_WHAT YOU WILL DO_:
Some lines in the listing below may include the string "title". How many are there? Give only the number.

++++++++

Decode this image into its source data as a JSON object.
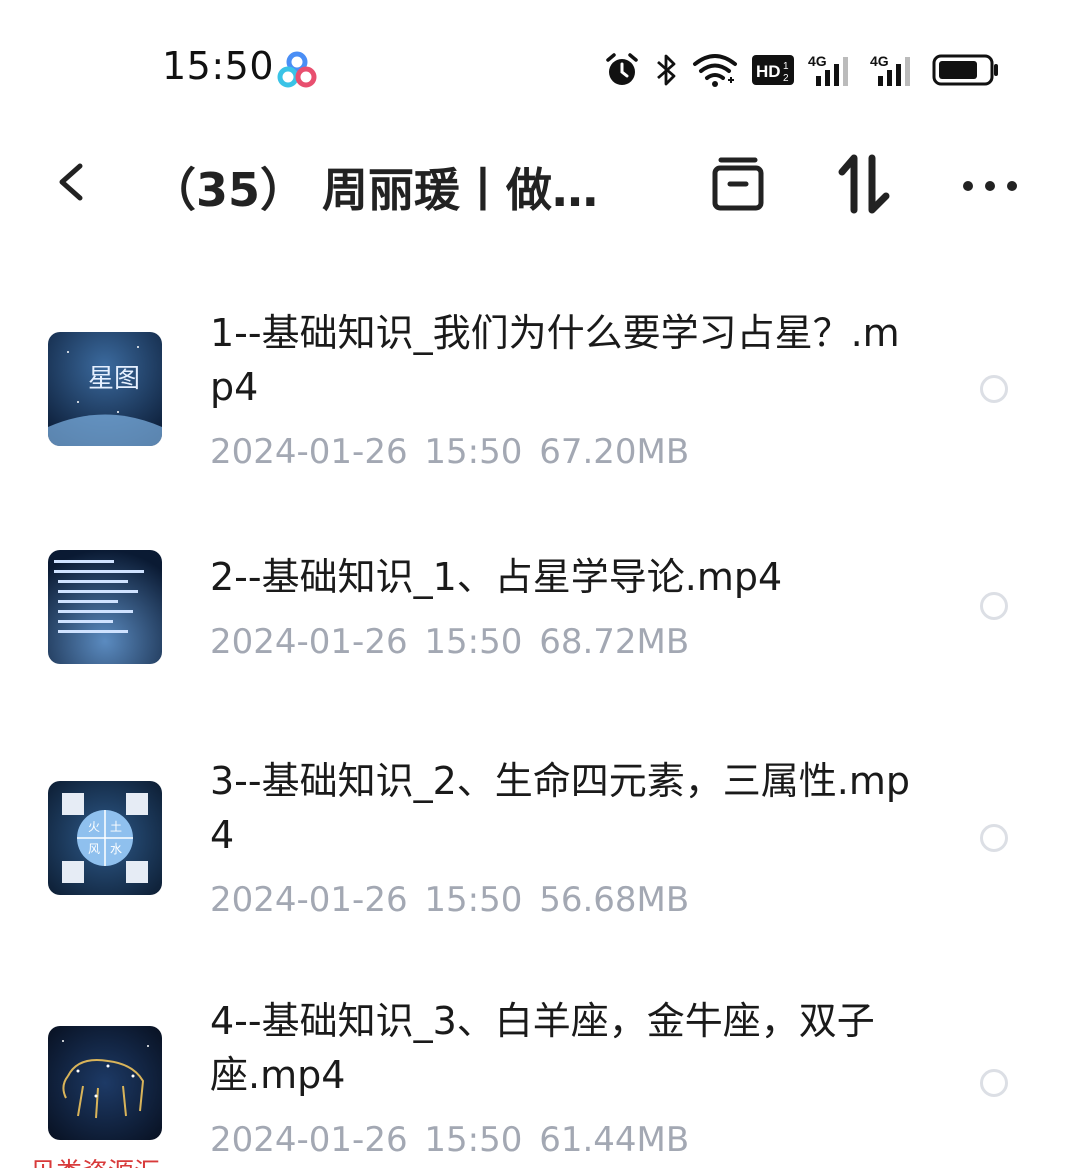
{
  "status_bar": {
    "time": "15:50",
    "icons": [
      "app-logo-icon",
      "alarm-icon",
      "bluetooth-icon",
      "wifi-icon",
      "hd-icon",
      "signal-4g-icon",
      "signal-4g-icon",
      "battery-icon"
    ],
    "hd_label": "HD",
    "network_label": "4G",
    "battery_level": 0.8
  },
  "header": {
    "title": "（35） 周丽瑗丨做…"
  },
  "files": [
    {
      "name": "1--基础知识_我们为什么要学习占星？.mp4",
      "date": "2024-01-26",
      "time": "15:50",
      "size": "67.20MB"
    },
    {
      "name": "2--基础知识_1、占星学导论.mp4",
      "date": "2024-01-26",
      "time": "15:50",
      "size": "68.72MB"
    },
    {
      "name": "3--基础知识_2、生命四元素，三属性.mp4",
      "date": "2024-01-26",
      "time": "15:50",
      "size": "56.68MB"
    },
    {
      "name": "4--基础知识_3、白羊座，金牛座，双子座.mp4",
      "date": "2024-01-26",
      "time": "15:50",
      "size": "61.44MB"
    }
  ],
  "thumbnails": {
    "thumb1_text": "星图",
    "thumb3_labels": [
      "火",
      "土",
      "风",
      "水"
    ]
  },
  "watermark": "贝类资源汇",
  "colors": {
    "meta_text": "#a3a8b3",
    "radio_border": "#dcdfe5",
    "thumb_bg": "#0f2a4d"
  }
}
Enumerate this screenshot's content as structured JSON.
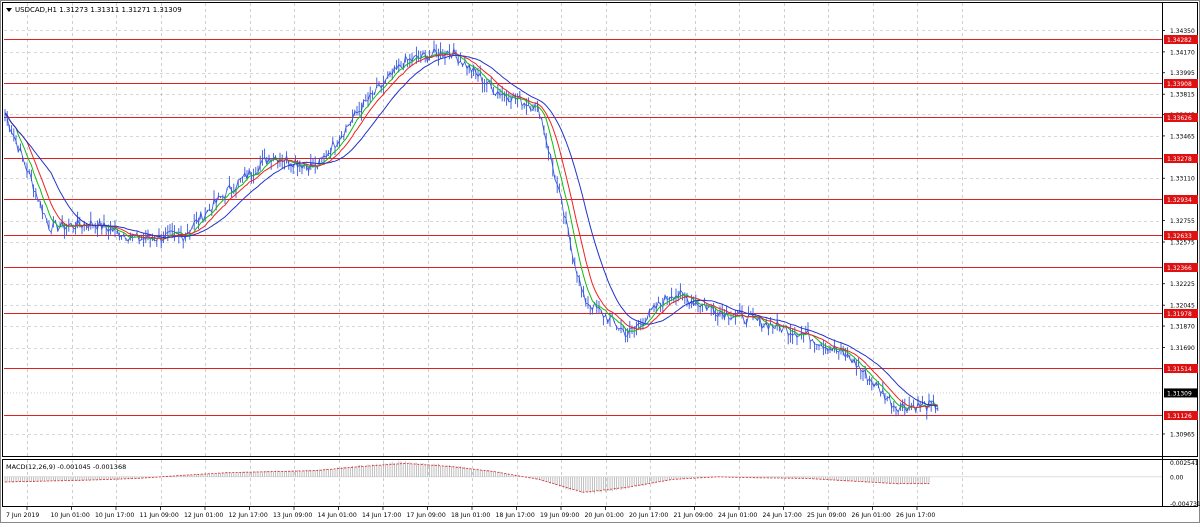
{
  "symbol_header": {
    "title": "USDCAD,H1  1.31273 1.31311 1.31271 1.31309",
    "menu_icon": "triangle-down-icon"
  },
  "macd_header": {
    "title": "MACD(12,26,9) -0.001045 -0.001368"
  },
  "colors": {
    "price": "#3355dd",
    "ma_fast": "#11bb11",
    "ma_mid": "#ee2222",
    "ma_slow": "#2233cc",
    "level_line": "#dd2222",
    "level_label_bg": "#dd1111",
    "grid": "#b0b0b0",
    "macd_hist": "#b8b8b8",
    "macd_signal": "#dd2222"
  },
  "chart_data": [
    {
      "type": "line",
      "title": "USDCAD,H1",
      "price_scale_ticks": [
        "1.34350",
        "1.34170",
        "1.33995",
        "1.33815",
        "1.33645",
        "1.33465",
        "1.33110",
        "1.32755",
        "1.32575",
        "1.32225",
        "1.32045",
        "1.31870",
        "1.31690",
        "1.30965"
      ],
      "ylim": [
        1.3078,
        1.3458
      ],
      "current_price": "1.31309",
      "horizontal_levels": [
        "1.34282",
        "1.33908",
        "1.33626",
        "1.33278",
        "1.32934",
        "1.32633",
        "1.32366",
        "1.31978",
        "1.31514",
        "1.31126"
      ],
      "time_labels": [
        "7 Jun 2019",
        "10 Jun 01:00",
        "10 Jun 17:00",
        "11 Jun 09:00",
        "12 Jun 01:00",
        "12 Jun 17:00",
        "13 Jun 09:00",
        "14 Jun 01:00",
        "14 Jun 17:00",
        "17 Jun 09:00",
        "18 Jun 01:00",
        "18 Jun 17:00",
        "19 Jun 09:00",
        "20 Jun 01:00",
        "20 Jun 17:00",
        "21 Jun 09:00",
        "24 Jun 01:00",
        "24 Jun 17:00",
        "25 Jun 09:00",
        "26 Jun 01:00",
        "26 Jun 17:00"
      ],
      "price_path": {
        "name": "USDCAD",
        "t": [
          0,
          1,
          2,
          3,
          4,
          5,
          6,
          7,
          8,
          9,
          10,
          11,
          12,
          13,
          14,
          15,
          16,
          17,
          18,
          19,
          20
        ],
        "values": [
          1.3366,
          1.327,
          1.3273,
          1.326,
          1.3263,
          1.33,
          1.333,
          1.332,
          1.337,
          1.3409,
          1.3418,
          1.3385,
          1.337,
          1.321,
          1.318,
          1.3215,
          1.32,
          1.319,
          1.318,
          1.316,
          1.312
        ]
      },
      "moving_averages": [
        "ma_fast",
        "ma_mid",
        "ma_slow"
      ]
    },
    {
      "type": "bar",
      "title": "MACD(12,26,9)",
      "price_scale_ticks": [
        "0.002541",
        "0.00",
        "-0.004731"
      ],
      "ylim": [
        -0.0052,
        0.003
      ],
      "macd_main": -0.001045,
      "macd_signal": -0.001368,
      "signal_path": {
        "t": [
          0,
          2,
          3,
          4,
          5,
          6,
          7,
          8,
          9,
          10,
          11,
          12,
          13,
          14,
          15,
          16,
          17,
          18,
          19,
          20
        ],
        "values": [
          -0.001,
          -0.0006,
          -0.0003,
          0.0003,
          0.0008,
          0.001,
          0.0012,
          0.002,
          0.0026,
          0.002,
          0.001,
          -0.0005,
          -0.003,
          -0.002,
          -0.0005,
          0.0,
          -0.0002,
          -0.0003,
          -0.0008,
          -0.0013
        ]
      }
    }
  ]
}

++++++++

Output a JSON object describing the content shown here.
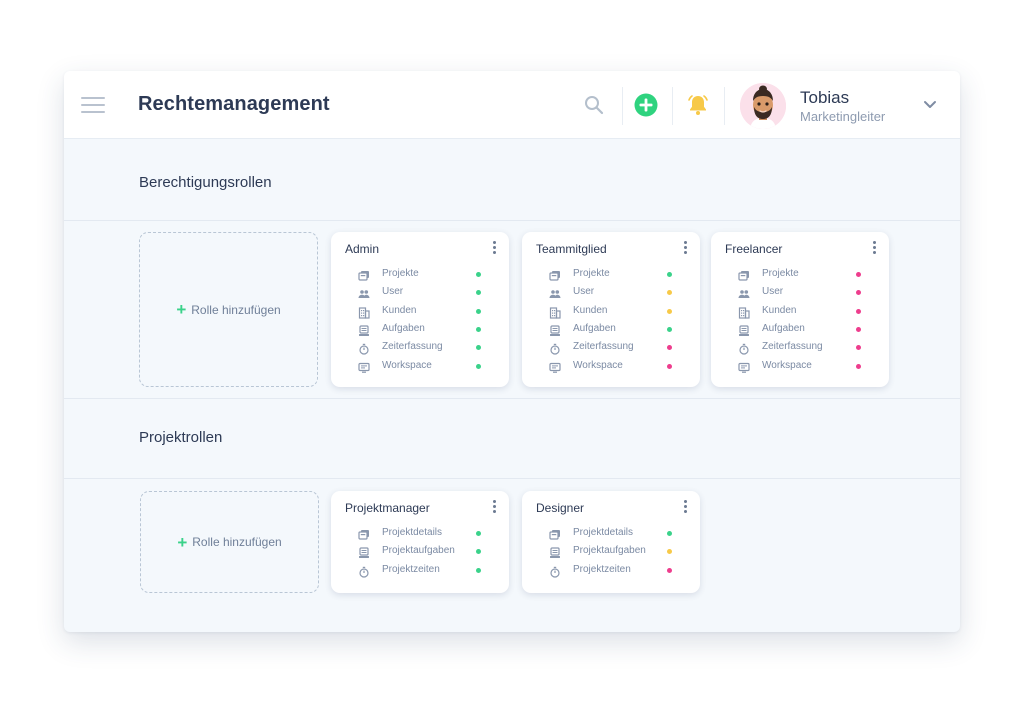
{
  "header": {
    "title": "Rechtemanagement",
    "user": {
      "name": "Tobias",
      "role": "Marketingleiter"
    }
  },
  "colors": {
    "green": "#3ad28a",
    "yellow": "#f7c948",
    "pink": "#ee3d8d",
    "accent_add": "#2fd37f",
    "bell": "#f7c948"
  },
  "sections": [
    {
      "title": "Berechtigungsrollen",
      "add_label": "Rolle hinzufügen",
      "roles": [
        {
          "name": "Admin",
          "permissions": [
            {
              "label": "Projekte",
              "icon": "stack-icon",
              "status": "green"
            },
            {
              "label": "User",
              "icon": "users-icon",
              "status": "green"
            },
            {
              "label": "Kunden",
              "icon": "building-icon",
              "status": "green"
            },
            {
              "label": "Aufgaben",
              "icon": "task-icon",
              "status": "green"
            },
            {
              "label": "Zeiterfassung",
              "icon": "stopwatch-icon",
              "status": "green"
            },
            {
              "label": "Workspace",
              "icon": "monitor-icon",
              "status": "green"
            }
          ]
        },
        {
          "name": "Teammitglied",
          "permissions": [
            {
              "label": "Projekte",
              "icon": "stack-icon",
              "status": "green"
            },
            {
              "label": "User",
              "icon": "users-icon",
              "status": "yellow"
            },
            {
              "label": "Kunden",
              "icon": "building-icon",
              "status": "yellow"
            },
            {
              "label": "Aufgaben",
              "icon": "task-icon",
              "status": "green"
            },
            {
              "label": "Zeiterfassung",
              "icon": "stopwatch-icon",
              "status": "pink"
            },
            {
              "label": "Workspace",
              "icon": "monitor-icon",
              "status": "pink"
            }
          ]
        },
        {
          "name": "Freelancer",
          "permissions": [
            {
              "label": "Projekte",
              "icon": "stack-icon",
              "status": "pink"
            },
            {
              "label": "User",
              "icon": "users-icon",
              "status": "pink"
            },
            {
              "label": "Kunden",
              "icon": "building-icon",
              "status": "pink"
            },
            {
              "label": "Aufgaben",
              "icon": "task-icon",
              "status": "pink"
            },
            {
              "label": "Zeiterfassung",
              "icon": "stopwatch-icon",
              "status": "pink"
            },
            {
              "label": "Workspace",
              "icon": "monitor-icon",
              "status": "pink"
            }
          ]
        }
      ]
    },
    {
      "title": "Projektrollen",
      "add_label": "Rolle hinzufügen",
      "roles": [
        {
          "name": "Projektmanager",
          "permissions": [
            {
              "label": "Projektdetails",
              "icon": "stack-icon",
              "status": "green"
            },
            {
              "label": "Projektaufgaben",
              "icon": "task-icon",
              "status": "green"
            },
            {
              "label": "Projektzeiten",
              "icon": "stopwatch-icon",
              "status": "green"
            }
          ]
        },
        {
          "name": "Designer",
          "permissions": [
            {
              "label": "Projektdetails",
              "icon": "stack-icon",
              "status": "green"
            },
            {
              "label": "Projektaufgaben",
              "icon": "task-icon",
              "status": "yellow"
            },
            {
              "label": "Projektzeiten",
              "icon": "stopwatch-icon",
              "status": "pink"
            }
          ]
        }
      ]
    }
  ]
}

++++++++

_EXERCISE ANSWER_:
8